Many of us, when first drafting a story, see it as if a film is unreeling in our minds. The words we apply to the page are our way of translating what we see and hear for the reader. This is a great place to start, and can, in the right authorial hands, result in a wild ride for the reader. Readers love a wild ride! But once the ride comes to a stop, the experience is often all but forgotten. We authors wish the memory of our work could linger so our efforts won’t be forgotten.
Rather than tinker with wording alone on your next several passes, here are some questions you can ask yourself about your story that can deepen its impact.
1. What is this story really about?
The essence of my novel The Far End of Happy is expressed in its logline: “Three women must make impossible choices and reveal shameful secrets while awaiting word about a loved one’s suicide standoff.” But delving into what a story is really about requires looking at the big picture. Is your book about 'seeking truth', 'unconditional love', or (like mine) 'hope'? For my protagonist, Ronnie, hope depends on the ability to dream of a brighter future.
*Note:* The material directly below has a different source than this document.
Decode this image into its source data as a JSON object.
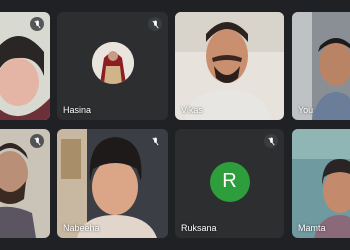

Reassess each scene to see how it can support or counter this premise. The cohesion this creates will help your story resonate longer.
2. How does your cast of characters suggest your story’s potential energy?
Assess the usefulness of each of your major characters by clarifying what they want, how their backstory motivates them to want it, and, most importantly, how each offers a different perspective on the story premise. Ronnie’s mother, for instance, believes her daughter is the one capable of creating the love she still hopes for. Ronnie’s mother-in-law has sustained hope by appeasing her son. These differences put the characters into organic conflict over the premise in a way that complicates Ronnie’s attainment of her goal while giving the reader a lot to chew on.
3. If your characters were stripped from this novel, how could the setting alone tell the tale?
This is a challenging question, but may result in ideas and images you can use to your advantage. The women wait out the standoff in a social hall they’ve been to before, back when it was decked out for baptisms, graduation parties, or funerals. Today it is stripped bare—“as if waiting to see what kind of event this will be”—and stands in for these women’s mounting anxiety.
4. If everything but else were stripped from this novel, how could action alone tell the tale?
My agency’s principal, Donald Maass, always bemoans the fact that the manuscripts he sees never contain enough action. This question was important for me, because what is a standoff but a lot of high-tension waiting? My answer was to create movement through media intrusion, the entrances and exits of secondary characters, police action, and backstory action that revealed each character’s objective.
5. Is there a symbol that could stand in for some of your exposition?
And if so, is there a way it could come back into the story again at the end in a way that signals character change? I have two, but—no spoilers.
6. Do you need all that dialogue?
Once you’ve taken these steps, some of your dialogue may be overly obvious, thanks to the enhanced support you are now receiving from your setting, your orchestrated set of characters, symbols, added action, and the way your premise is unifying each scene. Your story is now rich with subtext that will allow you to take the advice of author Melanie Bishop’s advice: “Let dialogue be like subtle arrows shot through your story.”
Thanks to Dani and the BRP team for having me back as I gear up for the release of my second novel! In the comments, I’d love to hear what makes a good read stick to your ribs.
|Kathryn Craft is a developmental editor at Writing-Partner.com, an independent manuscript evaluation and line editing service. Her novel based on true events, The Far End of Happy, releases on Tuesday (May 5). She is the author of The Art of Falling, also by Sourcebooks. Her monthly series, "Turning Whine into Gold," appears at Writers in the Storm. Connect with Kathryn at her Facebook Author Page and Twitter.|